» PROBLEM DESCRIPTION
Track down every line below that holds "JSON" and copy it.

» SOURCE MATERIAL

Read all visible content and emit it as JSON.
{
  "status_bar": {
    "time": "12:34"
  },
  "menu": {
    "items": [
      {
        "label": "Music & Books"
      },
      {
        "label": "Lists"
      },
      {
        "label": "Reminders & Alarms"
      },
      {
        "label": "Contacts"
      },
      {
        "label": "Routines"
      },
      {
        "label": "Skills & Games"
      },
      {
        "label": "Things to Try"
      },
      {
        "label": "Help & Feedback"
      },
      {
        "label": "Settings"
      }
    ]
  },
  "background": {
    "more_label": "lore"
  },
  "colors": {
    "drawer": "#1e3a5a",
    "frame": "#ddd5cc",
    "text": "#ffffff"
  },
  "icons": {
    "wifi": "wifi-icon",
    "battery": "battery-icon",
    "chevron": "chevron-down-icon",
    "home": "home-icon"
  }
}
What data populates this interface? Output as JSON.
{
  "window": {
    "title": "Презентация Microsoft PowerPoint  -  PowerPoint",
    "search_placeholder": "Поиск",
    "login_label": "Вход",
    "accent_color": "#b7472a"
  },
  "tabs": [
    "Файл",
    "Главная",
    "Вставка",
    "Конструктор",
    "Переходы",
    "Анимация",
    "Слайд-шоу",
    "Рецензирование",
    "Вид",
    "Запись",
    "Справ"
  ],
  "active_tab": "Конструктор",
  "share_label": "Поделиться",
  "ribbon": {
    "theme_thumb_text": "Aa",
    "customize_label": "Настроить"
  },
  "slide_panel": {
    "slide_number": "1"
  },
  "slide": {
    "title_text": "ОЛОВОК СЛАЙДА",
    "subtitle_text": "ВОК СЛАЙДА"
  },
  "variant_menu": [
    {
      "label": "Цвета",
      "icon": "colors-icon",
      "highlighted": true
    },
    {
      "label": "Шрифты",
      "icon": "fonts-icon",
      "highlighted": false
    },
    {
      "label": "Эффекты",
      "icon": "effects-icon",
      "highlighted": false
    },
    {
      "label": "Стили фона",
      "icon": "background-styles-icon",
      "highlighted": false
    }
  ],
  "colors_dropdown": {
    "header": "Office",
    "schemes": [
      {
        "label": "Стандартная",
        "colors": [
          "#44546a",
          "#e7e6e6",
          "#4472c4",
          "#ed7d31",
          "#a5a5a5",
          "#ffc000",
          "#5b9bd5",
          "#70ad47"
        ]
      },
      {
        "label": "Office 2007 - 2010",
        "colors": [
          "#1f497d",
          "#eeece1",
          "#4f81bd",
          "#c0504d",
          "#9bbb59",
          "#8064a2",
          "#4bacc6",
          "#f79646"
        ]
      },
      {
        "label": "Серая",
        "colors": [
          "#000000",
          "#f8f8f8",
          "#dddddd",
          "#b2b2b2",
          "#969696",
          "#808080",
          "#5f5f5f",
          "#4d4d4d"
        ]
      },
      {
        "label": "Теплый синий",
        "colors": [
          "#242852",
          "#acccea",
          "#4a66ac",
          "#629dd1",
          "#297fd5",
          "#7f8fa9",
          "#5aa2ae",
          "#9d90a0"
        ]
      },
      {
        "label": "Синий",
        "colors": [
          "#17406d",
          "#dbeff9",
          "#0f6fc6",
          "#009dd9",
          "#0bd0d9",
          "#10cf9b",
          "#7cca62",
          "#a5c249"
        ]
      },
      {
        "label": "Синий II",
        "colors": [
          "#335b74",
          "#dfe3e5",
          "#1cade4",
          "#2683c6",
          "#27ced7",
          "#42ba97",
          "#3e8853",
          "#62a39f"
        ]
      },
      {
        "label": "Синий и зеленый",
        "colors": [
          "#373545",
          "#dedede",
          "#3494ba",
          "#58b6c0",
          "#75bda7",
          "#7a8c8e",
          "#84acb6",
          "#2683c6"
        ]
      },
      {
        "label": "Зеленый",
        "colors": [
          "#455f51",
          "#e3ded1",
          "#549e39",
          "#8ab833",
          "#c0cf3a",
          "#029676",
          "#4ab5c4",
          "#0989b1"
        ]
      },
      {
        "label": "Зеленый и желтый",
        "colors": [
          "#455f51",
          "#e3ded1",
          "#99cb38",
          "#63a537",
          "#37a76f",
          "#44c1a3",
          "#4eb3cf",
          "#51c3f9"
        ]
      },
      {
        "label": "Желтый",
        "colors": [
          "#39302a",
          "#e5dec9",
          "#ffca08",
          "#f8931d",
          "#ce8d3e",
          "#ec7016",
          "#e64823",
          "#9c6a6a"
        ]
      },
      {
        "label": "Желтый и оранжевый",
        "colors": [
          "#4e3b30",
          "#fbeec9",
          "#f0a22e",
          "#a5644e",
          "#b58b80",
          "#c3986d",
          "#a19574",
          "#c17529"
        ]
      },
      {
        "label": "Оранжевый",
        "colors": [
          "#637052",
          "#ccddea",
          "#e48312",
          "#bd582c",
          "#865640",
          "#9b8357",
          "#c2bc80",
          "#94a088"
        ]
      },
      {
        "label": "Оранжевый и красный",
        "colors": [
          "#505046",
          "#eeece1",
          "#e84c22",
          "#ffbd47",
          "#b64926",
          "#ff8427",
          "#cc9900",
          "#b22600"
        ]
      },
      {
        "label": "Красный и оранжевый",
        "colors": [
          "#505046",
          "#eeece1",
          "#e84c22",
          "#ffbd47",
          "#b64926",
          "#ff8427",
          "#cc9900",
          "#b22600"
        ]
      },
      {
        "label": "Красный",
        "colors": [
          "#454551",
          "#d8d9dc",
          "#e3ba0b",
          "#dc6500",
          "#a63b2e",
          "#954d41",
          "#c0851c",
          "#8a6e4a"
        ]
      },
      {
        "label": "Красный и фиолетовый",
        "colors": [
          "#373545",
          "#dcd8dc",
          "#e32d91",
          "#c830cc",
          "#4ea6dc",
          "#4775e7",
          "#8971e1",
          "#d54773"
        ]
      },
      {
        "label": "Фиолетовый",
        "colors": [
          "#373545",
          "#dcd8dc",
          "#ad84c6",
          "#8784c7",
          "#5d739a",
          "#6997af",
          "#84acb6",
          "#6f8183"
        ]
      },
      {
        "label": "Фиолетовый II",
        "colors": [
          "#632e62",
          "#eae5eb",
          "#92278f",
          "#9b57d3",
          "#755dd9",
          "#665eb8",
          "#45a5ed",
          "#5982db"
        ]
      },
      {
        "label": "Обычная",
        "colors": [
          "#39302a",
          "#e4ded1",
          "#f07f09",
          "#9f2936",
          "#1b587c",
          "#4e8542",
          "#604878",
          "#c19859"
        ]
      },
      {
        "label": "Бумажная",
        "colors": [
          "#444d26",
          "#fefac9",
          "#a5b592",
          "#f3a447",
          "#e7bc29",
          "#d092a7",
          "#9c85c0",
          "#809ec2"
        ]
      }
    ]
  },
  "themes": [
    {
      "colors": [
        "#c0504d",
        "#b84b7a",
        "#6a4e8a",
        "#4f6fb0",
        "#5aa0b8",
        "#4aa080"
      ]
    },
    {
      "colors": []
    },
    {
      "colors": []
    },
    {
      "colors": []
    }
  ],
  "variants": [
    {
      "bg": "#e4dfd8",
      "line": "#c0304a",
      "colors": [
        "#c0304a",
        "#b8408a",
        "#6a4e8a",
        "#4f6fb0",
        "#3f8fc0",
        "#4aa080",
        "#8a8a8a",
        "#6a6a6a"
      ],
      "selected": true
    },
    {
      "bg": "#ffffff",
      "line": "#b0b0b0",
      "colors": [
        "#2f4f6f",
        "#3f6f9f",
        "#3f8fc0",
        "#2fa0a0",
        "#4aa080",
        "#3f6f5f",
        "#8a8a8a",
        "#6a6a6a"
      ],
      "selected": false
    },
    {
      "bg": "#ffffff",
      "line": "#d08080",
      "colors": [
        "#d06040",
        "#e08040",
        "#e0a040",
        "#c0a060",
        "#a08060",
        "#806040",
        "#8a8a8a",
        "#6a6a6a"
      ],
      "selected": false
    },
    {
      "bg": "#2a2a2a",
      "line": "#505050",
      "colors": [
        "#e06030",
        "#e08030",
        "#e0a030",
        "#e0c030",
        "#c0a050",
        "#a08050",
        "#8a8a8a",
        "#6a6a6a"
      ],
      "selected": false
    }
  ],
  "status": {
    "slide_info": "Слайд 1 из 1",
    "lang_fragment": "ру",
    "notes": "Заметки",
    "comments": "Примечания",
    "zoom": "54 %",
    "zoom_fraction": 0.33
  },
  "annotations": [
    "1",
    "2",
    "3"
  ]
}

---

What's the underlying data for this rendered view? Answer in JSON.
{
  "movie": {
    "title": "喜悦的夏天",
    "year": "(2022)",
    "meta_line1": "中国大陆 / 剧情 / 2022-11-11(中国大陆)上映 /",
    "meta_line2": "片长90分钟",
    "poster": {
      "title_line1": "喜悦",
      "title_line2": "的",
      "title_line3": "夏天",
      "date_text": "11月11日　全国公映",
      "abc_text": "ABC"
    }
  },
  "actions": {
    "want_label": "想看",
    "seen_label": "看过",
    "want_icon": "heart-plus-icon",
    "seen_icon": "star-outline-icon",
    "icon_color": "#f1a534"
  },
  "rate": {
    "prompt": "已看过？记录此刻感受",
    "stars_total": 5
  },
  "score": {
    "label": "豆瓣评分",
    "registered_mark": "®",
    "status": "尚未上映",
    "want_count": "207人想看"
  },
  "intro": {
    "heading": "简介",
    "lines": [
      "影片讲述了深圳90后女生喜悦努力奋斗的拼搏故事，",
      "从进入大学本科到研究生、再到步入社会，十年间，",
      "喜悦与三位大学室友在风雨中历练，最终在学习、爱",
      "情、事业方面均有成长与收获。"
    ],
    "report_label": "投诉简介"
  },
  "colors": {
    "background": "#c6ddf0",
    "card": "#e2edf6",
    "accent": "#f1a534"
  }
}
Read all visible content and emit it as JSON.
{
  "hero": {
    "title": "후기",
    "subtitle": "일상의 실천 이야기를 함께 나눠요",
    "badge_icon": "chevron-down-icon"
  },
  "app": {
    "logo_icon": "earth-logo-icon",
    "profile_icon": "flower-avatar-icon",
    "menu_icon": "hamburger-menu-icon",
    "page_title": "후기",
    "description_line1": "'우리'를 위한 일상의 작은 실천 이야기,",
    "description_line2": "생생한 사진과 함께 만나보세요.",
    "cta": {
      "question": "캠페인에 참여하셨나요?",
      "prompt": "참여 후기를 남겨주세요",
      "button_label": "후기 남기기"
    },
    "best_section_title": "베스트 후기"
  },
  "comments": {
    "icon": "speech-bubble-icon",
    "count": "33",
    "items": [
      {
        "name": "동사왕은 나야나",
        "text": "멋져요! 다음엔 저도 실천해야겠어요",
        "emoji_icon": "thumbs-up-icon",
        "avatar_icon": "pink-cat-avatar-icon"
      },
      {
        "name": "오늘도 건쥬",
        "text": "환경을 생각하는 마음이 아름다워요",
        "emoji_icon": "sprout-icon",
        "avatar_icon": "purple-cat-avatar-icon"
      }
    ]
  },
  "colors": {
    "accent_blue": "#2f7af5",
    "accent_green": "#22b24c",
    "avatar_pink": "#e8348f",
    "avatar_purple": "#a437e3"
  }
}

» ANSWER
Read all visible content and emit it as JSON.
What data populates this interface? Output as JSON.
What's the underlying data for this rendered view? Answer in JSON.
Read all visible content and emit it as JSON.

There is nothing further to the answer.